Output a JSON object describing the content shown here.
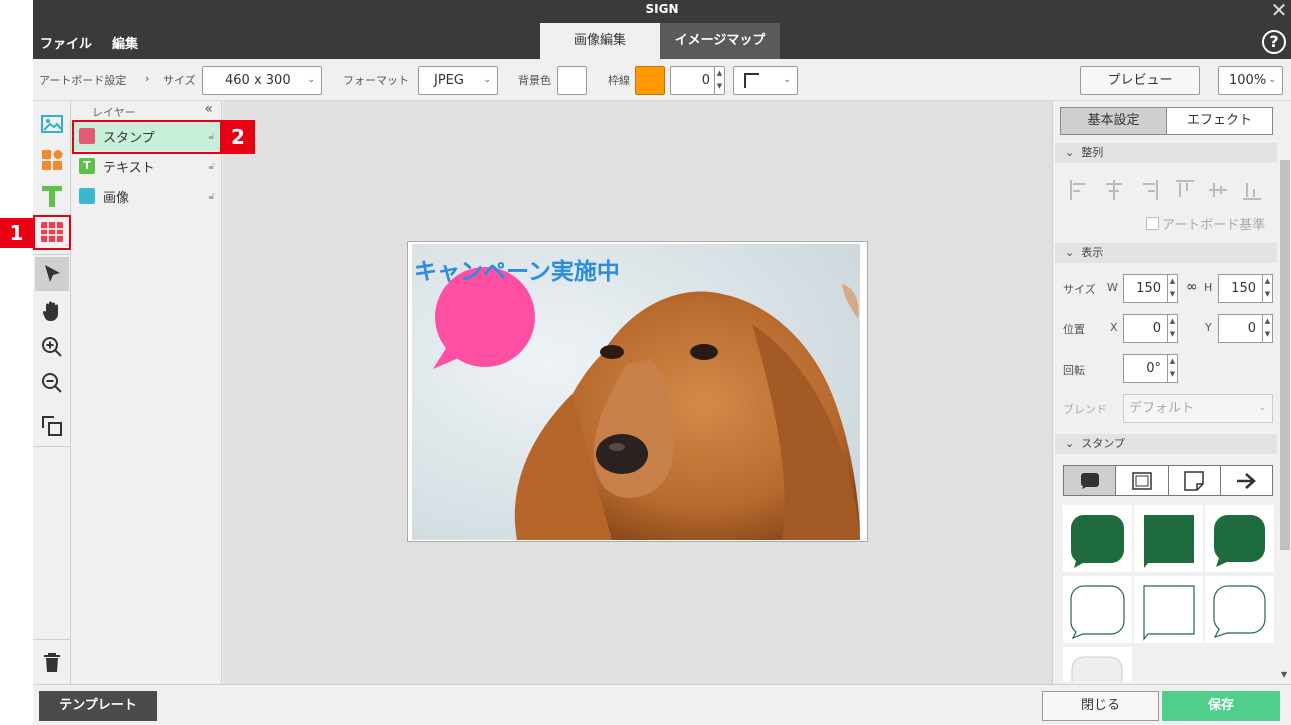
{
  "app": {
    "title": "SIGN"
  },
  "menu": [
    "ファイル",
    "編集"
  ],
  "tabs": {
    "image_edit": "画像編集",
    "image_map": "イメージマップ"
  },
  "toolbar": {
    "breadcrumb_artboard": "アートボード設定",
    "breadcrumb_sep": "›",
    "size_label": "サイズ",
    "size_value": "460 x 300",
    "format_label": "フォーマット",
    "format_value": "JPEG",
    "bg_label": "背景色",
    "bg_color": "#ffffff",
    "border_label": "枠線",
    "border_color": "#ff9900",
    "border_width": "0",
    "preview_label": "プレビュー",
    "zoom_value": "100%"
  },
  "layers": {
    "header": "レイヤー",
    "collapse": "«",
    "items": [
      {
        "name": "スタンプ",
        "icon_color": "#e35a73",
        "selected": true
      },
      {
        "name": "テキスト",
        "icon_color": "#5cc24a",
        "selected": false
      },
      {
        "name": "画像",
        "icon_color": "#39b8cf",
        "selected": false
      }
    ]
  },
  "callouts": {
    "one": "1",
    "two": "2"
  },
  "canvas": {
    "banner_text": "キャンペーン実施中",
    "bubble_color": "#ff4fa3"
  },
  "right_panel": {
    "tab_basic": "基本設定",
    "tab_effect": "エフェクト",
    "section_align": "整列",
    "artboard_basis": "アートボード基準",
    "section_display": "表示",
    "size_label": "サイズ",
    "w_label": "W",
    "w_value": "150",
    "h_label": "H",
    "h_value": "150",
    "position_label": "位置",
    "x_label": "X",
    "x_value": "0",
    "y_label": "Y",
    "y_value": "0",
    "rotation_label": "回転",
    "rotation_value": "0°",
    "blend_label": "ブレンド",
    "blend_value": "デフォルト",
    "section_stamp": "スタンプ",
    "stamp_color": "#1e6b40"
  },
  "bottom": {
    "template_label": "テンプレート",
    "close_label": "閉じる",
    "save_label": "保存"
  }
}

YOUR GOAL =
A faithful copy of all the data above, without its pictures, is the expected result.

YOUR RESPONSE =
Output a JSON object describing the content shown here.
{
  "app": {
    "title": "SIGN"
  },
  "menu": [
    "ファイル",
    "編集"
  ],
  "tabs": {
    "image_edit": "画像編集",
    "image_map": "イメージマップ"
  },
  "toolbar": {
    "breadcrumb_artboard": "アートボード設定",
    "breadcrumb_sep": "›",
    "size_label": "サイズ",
    "size_value": "460 x 300",
    "format_label": "フォーマット",
    "format_value": "JPEG",
    "bg_label": "背景色",
    "bg_color": "#ffffff",
    "border_label": "枠線",
    "border_color": "#ff9900",
    "border_width": "0",
    "preview_label": "プレビュー",
    "zoom_value": "100%"
  },
  "layers": {
    "header": "レイヤー",
    "collapse": "«",
    "items": [
      {
        "name": "スタンプ",
        "icon_color": "#e35a73",
        "selected": true
      },
      {
        "name": "テキスト",
        "icon_color": "#5cc24a",
        "selected": false
      },
      {
        "name": "画像",
        "icon_color": "#39b8cf",
        "selected": false
      }
    ]
  },
  "callouts": {
    "one": "1",
    "two": "2"
  },
  "canvas": {
    "banner_text": "キャンペーン実施中",
    "bubble_color": "#ff4fa3"
  },
  "right_panel": {
    "tab_basic": "基本設定",
    "tab_effect": "エフェクト",
    "section_align": "整列",
    "artboard_basis": "アートボード基準",
    "section_display": "表示",
    "size_label": "サイズ",
    "w_label": "W",
    "w_value": "150",
    "h_label": "H",
    "h_value": "150",
    "position_label": "位置",
    "x_label": "X",
    "x_value": "0",
    "y_label": "Y",
    "y_value": "0",
    "rotation_label": "回転",
    "rotation_value": "0°",
    "blend_label": "ブレンド",
    "blend_value": "デフォルト",
    "section_stamp": "スタンプ",
    "stamp_color": "#1e6b40"
  },
  "bottom": {
    "template_label": "テンプレート",
    "close_label": "閉じる",
    "save_label": "保存"
  }
}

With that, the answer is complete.